- What to work on -
Among the entries below, find the lines with the word "this" and copy them.

(Supplied material begins)

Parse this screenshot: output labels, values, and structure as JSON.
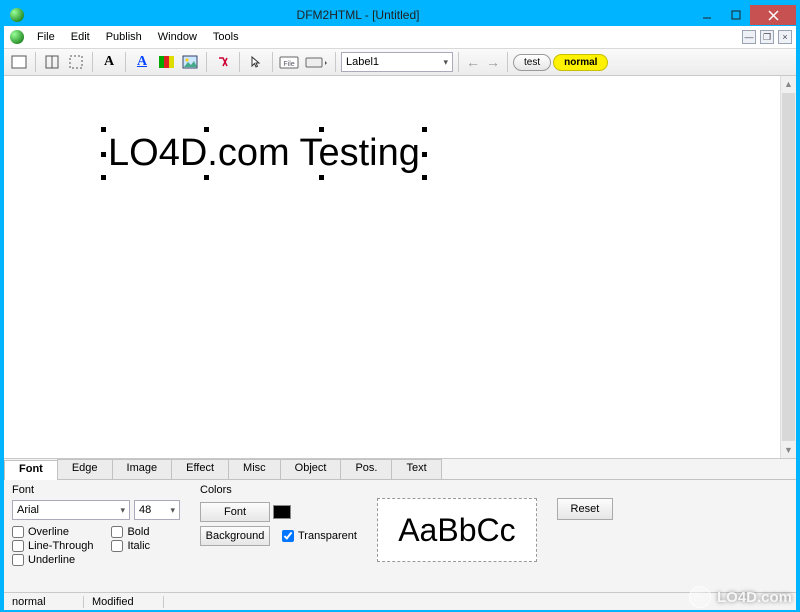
{
  "title": "DFM2HTML - [Untitled]",
  "menu": {
    "file": "File",
    "edit": "Edit",
    "publish": "Publish",
    "window": "Window",
    "tools": "Tools"
  },
  "toolbar": {
    "label_combo": "Label1",
    "state_test": "test",
    "state_normal": "normal"
  },
  "canvas": {
    "label_text": "LO4D.com Testing"
  },
  "tabs": {
    "font": "Font",
    "edge": "Edge",
    "image": "Image",
    "effect": "Effect",
    "misc": "Misc",
    "object": "Object",
    "pos": "Pos.",
    "text": "Text"
  },
  "fontpanel": {
    "font_label": "Font",
    "font_value": "Arial",
    "size_value": "48",
    "chk_overline": "Overline",
    "chk_linethrough": "Line-Through",
    "chk_underline": "Underline",
    "chk_bold": "Bold",
    "chk_italic": "Italic",
    "colors_label": "Colors",
    "font_btn": "Font",
    "bg_btn": "Background",
    "transparent": "Transparent",
    "transparent_checked": true,
    "preview": "AaBbCc",
    "reset": "Reset"
  },
  "status": {
    "normal": "normal",
    "modified": "Modified"
  },
  "watermark": "LO4D.com"
}
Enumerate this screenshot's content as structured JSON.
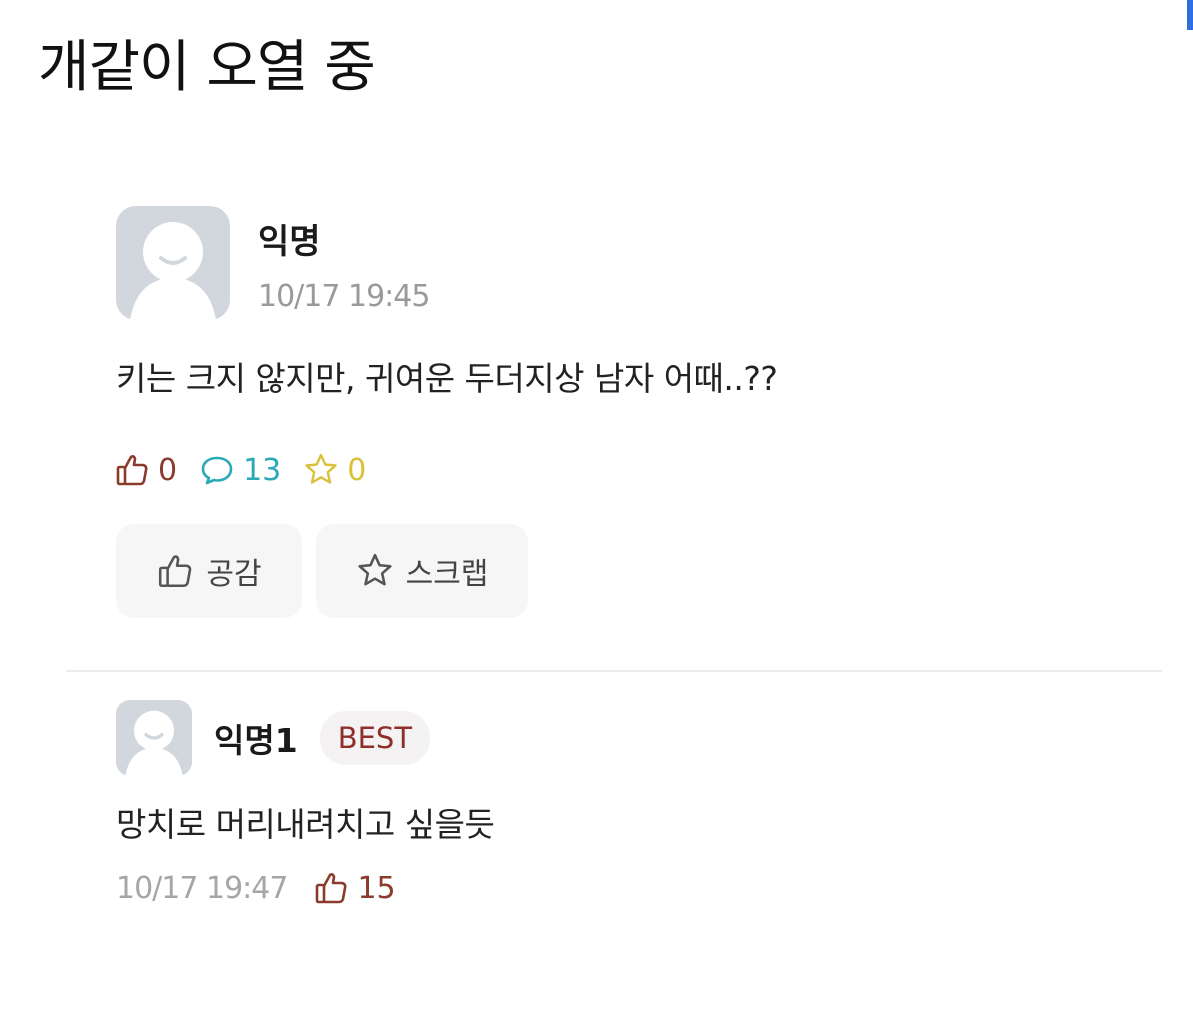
{
  "caption": "개같이 오열 중",
  "post": {
    "author": "익명",
    "date": "10/17 19:45",
    "body": "키는 크지 않지만, 귀여운 두더지상 남자 어때..??",
    "likes": "0",
    "comments": "13",
    "scraps": "0",
    "empathy_button": "공감",
    "scrap_button": "스크랩"
  },
  "comment": {
    "author": "익명1",
    "badge": "BEST",
    "body": "망치로 머리내려치고 싶을듯",
    "date": "10/17 19:47",
    "likes": "15"
  },
  "colors": {
    "like": "#8b3b2b",
    "comment": "#2aa9b8",
    "scrap": "#d9c13a",
    "badge_text": "#8f2f2a",
    "avatar_bg": "#d2d7dd"
  },
  "icons": [
    "thumbs-up-icon",
    "speech-bubble-icon",
    "star-icon",
    "default-avatar-icon"
  ]
}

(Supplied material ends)

- Solution to the exercise -
Parse this screenshot: output labels, values, and structure as JSON.
Enumerate this screenshot's content as structured JSON.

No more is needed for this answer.